In an article published in Social Science Computer Review, four researchers conducted an analysis that found a significant relationship between people with lower self-control and higher rates of victimization via malware infection. The study was based on an online questionnaire on victimization, routine activities, and self-control among other issues, with responses by more than 5,000 individuals in a nationally representative sample of people from the Netherlands. The study measured low self-control by 12 items of dysfunctional impulsivity from a standardized impulsivity inventory that “assesses self-reported difficulty with the regulation of behavioral impulses” (e.g., “I often say and do things without considering the consequences”).
Based on the responses, the researchers found that “respondents with a lower self-control have a significantly higher average score on malware victimization,” and “were more likely to experience more symptoms of infection.” They also found that this relationship “was significant and remained in the presence of routine activity measures,” and that malware victimization “is a consequence of differences in individual routine activities which are individually shaped by individuals’ levels of self-control.” In contrast, they also found that “respondents who often check for viruses score significantly lower on malware victimization,” and that respondents’ use of a secured wireless connection “is associated with lower probabilities of infection.”
Note: This study should be of interest to corporate-compliance and information-security officers, as they review their intracorporate training courses and online reminders to employees and customers about malware risks.
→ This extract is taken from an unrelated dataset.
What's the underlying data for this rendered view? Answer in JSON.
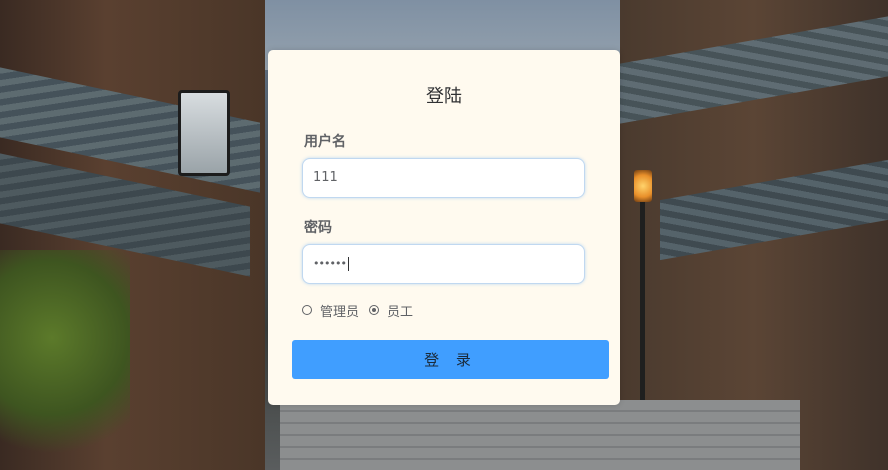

Such training and reminders are often framed in general, “one-size-fits-all” terms, to reach the broadest possible audience. But as the lead author of the study, Professor Thomas Holt of Michigan State University, has noted, “it is also essential to address the psychological side of messaging to those with low self-control and impulsive behaviors.”
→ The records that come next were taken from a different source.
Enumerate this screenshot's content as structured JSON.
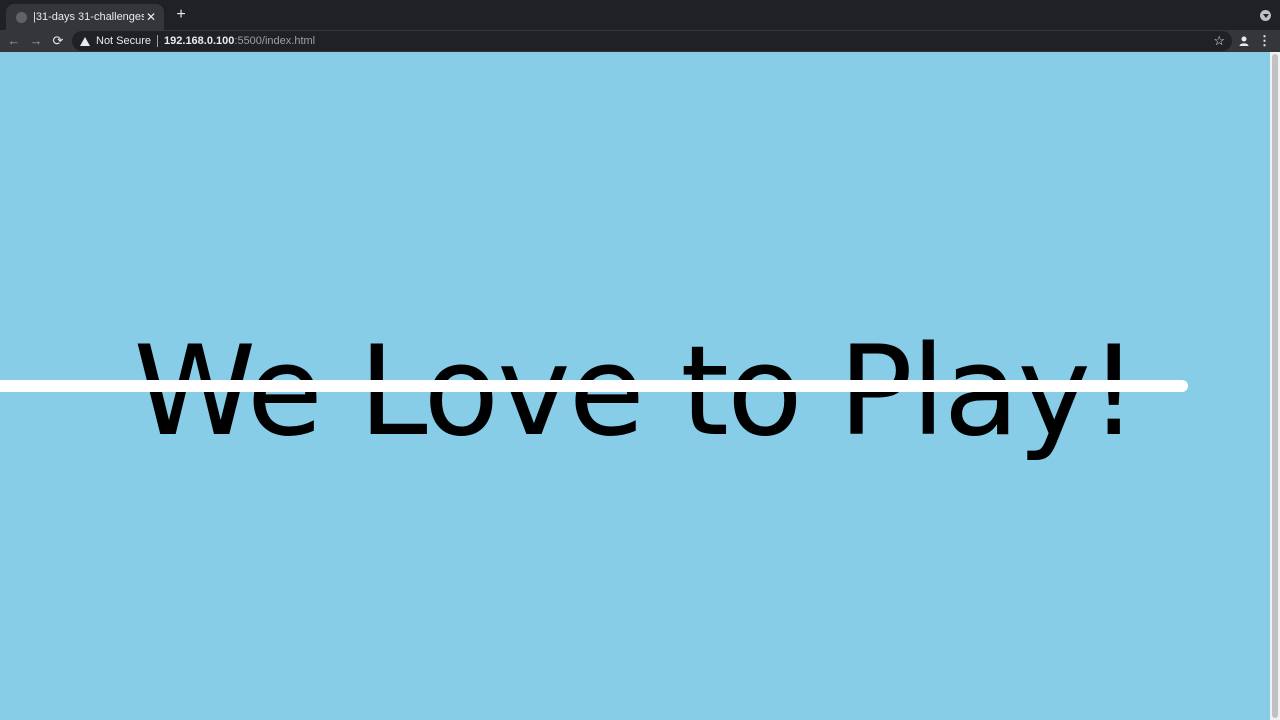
{
  "tab": {
    "title": "|31-days 31-challenges",
    "close": "✕"
  },
  "new_tab": "+",
  "nav": {
    "back": "←",
    "forward": "→",
    "reload": "⟳"
  },
  "omnibox": {
    "security": "Not Secure",
    "host": "192.168.0.100",
    "rest": ":5500/index.html"
  },
  "toolbar_icons": {
    "bookmark": "☆",
    "menu": "⋮"
  },
  "page": {
    "headline": "We Love to Play!",
    "background": "#87cde8",
    "line_color": "#ffffff"
  }
}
To that end, information-security programs should consider expanding their training content and cybersecurity reminders to include more targeted messages for those with lower self-control. The messaging can be framed in nonjudgmental terms, but should call out the consequences of impulsivity – perhaps “Take your time before clicking on emails or attachments from senders you don’t recognize. People who click without thinking are more likely to trigger malware that can take over their computers or steal their personal data.”
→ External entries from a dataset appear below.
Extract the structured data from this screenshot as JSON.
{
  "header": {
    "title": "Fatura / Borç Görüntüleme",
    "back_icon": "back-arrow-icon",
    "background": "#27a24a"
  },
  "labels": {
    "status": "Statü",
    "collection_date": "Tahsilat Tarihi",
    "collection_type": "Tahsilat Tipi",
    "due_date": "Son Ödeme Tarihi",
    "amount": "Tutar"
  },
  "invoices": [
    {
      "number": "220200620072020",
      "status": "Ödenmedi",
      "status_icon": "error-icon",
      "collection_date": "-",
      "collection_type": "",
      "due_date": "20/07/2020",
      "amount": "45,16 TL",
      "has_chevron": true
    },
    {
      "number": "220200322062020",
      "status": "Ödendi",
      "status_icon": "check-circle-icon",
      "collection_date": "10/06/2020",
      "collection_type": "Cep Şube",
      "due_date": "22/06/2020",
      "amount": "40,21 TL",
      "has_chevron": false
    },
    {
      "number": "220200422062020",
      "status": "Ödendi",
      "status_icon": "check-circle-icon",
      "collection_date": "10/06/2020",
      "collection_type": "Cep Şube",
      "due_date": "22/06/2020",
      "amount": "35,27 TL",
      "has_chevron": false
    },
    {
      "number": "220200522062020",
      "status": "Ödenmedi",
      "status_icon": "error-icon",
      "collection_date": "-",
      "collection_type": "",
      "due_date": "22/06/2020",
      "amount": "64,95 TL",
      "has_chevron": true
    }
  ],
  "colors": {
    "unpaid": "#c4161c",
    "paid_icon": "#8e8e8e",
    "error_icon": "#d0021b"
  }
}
Over the longer term, Professor Holt indicated that he “hopes to help break the silos between computer and social sciences to think holistically about fighting cybercrime.” “If we can identify risk factors,” he said, “we can work in tandem with technical fields to develop strategies that then reduce the risk factors for infection.” The study itself acknowledges that “[f]uture research is needed assessing the extent to which populations recognize and experience infections across devices and the risk patterns associated with infections by mobile and personal computing devices.” Such research deserves support from academia, government, and the corporate sector.